A Kiwi drug harm reduction service has revealed concerningly high levels of eutylone, which is often referred to as "bath salts", were found in what university orientations week partiers thought were MDMA pills.
KnowYourStuffNZ has revealed that of the samples tested on Monday at orientation week events for Canterbury and Lincoln University students, 40 percent turned out to contain eutylone - including two pressed pills that contained only eutylone and no MDMA.
In Dunedin last week, they found 45 percent of samples brought by people who thought they had MDMA were actually eutylone.
"We saw a lot of this at New Years and it's still around," KnowYourStuffNZ said in a statement on Tuesday. "Eutylone has been linked to a number of hospitalisations, and a much larger number of people just having a terrible, scary time, with some feeling unwell up to 10 days later."
Usually, eutylone feels like the user has taken MDMA but after an hour or so the euphoria fades.
"You may think it is weak MDMA and be tempted to take more. Don't," KnowYourStuff said.
"We are hearing far too many tales of miserable experiences with eutylone - In some cases, people have had to wait more than 48 hours before they could sleep."
Risks from eutylone include anxiety, headaches, stomach upsets, agitation, and paranoia, with the worst outcomes: vomiting, convulsions, and possibly death.
"We know of at least two people who have needed medical help, one of whom was having seizures."
KnowYourStuff said you cannot tell the difference between MDMA and eutylone based on sight or smell, so getting drugs tested was particularly important.

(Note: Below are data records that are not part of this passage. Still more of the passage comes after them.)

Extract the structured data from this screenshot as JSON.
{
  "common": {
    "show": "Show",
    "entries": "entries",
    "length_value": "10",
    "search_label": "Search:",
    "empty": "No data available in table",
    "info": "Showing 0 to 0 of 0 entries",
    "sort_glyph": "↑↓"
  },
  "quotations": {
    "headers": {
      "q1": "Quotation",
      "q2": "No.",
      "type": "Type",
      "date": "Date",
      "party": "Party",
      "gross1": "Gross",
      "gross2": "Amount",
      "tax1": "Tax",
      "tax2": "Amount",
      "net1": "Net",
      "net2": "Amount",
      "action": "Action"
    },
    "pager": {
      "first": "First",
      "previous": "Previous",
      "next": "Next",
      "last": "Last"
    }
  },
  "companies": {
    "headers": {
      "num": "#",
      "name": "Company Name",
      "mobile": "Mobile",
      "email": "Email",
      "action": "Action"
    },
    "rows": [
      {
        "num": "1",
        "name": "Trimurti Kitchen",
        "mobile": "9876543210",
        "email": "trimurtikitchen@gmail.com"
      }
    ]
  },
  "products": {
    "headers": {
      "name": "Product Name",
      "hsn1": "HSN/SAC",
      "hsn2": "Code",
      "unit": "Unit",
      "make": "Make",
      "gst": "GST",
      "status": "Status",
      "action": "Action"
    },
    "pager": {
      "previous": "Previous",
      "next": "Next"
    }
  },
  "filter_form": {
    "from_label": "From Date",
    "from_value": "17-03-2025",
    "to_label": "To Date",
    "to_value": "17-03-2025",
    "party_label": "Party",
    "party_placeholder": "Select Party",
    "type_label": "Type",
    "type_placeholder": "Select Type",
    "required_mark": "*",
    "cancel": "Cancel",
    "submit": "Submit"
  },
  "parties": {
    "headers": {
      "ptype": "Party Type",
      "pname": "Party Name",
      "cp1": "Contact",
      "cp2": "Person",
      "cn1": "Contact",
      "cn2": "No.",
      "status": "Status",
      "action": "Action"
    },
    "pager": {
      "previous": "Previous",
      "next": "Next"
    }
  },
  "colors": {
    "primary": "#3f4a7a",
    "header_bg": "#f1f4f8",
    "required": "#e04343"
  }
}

"If you can’t test them, seriously consider not taking them."